Jose Emmanuel “Noli” Eala has no plan to walk away from his media career despite getting appointed as chairman of the Philippine Sports Commission.
Eala, the 59-year-old former basketball executive, said his background in sports media will help him address the needs of the athletes, sports leaders and other stakeholders, leading to a harmonious and very effective sports agenda.
Eala is facing massive challenge after formally getting appointed as the 11th PSC chief last Tuesday.
He will inherit the mantle of Philippine sports that enjoyed its golden era under the leadership of William “Butch” Ramirez in which it won its first Olympic gold medal after a 97-year drought.
Eala said his background as a broadcaster makes him a perfect fit for the position.
“I’m so excited because my experience with media involvement has given me access not only to what they think, but also to what they need. During my time there, I somehow learned what they need and the good programs done in the PSC,” said Eala, an Ateneo de Manila University-educated lawyer who started his broadcasting career as an analyst in PBA games in 1992.
Then, he rose from the ranks by becoming a color commentator in 1995 before becoming an anchor of IBC’s newscast.
He became the PBA commissioner in 2002, but still remains active in media and served as commentator for badminton and boxing matches during the country’s hosting of the 23rd Southeast Asian Games in 2005.
Prior to accepting the PSC role, he was the senior vice president for corporate affairs of JoyRide while hosting the weekly sports show “Power and Play with Noli Eala” every Saturday in Radio Singko 92.3 News FM and on social media.
“I think with my experience with the media and having talked to so many people surrounding the system of sports has given me a new perspective and that will help me as I move along,” said Eala, who already attended his first Friday Mass at the PSC main office at the Rizal Memorial Sports Complex together with PSC commissioner Olivia “Bong” Coo.
Eala said he will continue working in the media for as long as it will not hinder his tight schedule in the government sports agency.
He said he will use his medium to reach out to the athletes and national sports association executives so that they can discuss and address their needs, especially in their training and preparation for major international events.
“I will continue since it’s a sports program but I will now use it for the PSC,” he said.
“Power and Play is an advocacy for me. It’s really important to promote sports and since that’s what I’ll be doing in the PSC, it will be a complementary value to continue with my show.”
He added that his eyes, ears and heart will be wide open for Filipino athletes.
“I hope it will show them that we are open to them,” he said.

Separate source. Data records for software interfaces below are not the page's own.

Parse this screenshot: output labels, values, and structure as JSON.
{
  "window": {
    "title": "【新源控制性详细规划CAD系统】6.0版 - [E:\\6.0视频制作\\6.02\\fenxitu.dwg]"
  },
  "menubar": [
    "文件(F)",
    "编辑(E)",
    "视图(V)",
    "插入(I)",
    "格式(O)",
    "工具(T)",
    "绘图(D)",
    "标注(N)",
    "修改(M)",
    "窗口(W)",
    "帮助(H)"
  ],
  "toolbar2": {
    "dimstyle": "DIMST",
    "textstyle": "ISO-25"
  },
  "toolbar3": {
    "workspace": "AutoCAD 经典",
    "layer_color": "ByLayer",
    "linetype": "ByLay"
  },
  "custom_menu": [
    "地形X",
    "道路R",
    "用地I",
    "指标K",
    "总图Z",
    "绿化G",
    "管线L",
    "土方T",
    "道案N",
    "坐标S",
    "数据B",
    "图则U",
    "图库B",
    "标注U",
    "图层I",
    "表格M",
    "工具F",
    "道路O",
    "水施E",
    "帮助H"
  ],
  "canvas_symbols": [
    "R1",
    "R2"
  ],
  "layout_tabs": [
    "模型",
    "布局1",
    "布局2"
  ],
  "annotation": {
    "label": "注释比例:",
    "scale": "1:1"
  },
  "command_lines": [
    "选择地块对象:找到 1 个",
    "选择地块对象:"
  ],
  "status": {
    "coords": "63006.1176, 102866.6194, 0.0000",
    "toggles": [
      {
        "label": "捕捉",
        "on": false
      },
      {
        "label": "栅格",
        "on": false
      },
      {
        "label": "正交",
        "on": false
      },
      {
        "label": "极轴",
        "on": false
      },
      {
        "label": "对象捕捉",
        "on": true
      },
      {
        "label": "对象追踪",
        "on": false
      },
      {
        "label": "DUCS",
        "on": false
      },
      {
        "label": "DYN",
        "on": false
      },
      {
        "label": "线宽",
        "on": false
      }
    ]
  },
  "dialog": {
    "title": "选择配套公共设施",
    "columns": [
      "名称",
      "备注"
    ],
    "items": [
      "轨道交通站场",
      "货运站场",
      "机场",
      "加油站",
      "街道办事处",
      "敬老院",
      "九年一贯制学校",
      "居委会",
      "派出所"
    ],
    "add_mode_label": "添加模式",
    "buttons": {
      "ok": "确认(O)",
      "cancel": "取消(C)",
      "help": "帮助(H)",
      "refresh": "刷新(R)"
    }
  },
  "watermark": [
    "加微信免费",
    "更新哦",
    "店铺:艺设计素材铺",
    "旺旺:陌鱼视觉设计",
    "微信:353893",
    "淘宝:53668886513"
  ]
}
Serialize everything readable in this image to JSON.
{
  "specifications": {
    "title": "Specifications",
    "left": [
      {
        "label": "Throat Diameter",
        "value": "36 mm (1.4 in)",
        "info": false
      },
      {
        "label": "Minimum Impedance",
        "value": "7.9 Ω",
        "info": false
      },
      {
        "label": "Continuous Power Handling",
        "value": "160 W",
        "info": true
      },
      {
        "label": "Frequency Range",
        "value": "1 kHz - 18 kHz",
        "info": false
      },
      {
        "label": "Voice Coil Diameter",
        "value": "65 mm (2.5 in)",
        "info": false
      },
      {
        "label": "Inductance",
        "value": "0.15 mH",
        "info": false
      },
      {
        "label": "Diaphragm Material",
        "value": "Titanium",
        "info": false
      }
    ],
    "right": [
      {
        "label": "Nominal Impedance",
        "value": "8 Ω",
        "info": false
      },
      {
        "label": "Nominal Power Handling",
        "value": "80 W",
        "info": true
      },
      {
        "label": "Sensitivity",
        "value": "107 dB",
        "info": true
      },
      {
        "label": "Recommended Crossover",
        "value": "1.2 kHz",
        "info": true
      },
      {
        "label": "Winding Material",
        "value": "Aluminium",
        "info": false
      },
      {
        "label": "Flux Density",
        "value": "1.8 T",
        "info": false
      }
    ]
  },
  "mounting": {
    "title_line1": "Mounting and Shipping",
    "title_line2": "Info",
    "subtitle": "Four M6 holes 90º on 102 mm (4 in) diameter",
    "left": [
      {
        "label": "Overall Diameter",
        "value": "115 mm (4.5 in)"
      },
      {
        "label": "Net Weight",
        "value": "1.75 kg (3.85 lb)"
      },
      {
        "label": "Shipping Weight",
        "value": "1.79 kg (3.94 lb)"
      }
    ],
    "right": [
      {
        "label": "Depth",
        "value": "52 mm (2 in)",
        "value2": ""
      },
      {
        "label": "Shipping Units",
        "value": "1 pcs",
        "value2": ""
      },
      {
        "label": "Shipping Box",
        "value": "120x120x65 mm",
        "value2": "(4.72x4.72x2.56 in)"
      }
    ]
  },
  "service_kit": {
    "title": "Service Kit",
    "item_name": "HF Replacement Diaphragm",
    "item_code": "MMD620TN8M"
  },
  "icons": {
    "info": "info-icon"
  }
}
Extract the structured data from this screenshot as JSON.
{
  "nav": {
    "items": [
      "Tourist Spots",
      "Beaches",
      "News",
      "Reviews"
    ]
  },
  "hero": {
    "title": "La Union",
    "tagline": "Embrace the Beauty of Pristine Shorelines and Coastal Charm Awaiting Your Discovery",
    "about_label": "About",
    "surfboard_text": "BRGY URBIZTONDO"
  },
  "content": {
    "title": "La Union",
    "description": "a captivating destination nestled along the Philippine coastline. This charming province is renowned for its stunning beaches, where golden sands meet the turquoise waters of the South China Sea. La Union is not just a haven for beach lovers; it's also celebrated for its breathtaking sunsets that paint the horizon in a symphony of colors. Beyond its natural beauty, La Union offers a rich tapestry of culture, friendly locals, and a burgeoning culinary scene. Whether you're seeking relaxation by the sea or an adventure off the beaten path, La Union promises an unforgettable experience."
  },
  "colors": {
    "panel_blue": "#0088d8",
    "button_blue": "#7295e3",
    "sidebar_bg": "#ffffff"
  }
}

“They will come to us with their concerns that we can study. I have no illusions that we can give the NSA what they want because the PSC works under certain parameters but we will do what we can to support them.”